First Place, Fiction
Ettie hummed as she stood at the sink and looked out across the yard. Her eyes swept over the two brown and white lawn chairs on the concrete patio, past the dingy gray birdbath, and rested finally on a cramped line of lilac bushes that marked the end of the property. The temperature had reached fifty-one degrees and she noticed for the first time the small green buds sprouting from the branches of the bushes. Her hands, beneath a mountain of suds, were busy scrubbing the starchy potato residue off the sides of an aluminum pot. She had made cabbage, ham and potatoes for lunch. It was Herman’s favorite. She reached into the drawer below the one in which she kept the silverware and pulled out a thin towel. She dried the pot, two bowls, two spoons, two forks, two knives and two milks glasses. At eight-nine she ha long since reduced the household to the bare essentials he needed to get through the day and that amounted to only two of nearly everything. When the last dish was returned to its place in the cupboard, she opened a fresh green can of Folgers and dumped two scoops into the filter before hitting the red button on the coffee maker. While the coffee brewed she set the table with two white saucers and two mugs that no longer matched in color. She watched the coffee drip until the machine made its choking noises, and then she carried the pot to the table and poured Herman’s coffee before pouring her own. He drank his coffee black, she, with cream.
She gave Herman a long look when she sat down. He was reading the newspaper and didn’t look back. She studied the white hair he wore combed over his otherwise bald head, his wrinkled face and thin lips, his gray eyes arched with overgrown eyebrows hidden beneath bifocals, and in her mind his image turned into the handsome face she had married seventy three years before. She smiled into her coffee cup. Her chest was warm with emotion. She had never loved another man. It was Herman who had built this house, it was Herman who had made it a home, it was Herman who had loved their children with a devotion that was well before his time. She had reached across the table for his feathery hand, resting her own on top of it.
“Mom! Are you here?” Pamela was standing in the living room.
“Yes, yes. In the kitchen!” Ettie swallowed the last bit of her coffee.
“I picked up your prescription.” Pamela made her way through the quite house.
“Oh. Just set it on the counter.”
Pamela pulled an amber bottle out of the tiny white bag and set it in a basket with the rest of the pills.
“How are you feeling Mom?” she kissed the old woman on top of her head.
“Never better. You just missed lunch.”

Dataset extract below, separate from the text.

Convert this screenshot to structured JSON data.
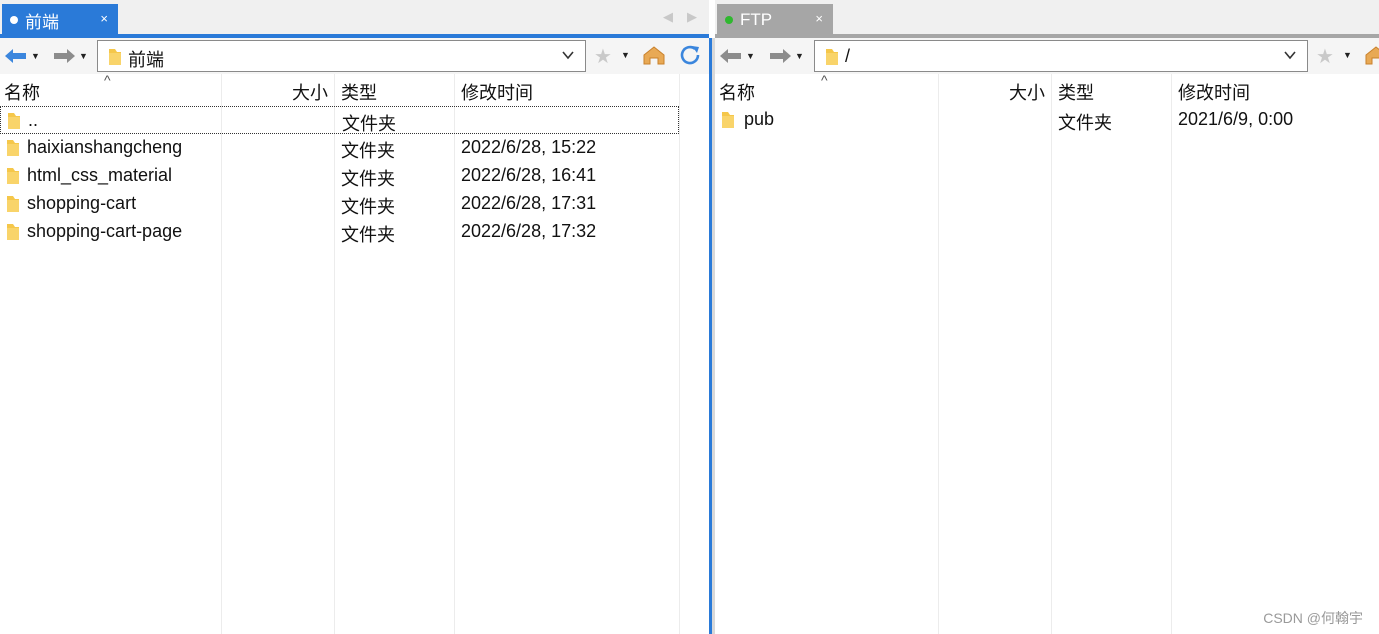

“It’s ok. I’ve already eaten.”
“Well, let me get you an iced tea.” Ettie was already at the refrigerator. “The sugar’s in the cabinet,” she said over her shoulder. Pamela had already been there and was holding the shaker in her hand. Ettie handed her the glass before returning to her chair. Pamela pulled out the second of the two chairs and sat down. She poured a generous amount of sugar into her glass and used a long handled spoon to stir the granules until they dissolved. She puzzled over the untouched mug of cold black coffee before her, and then pushed it aside before setting her glass in its place.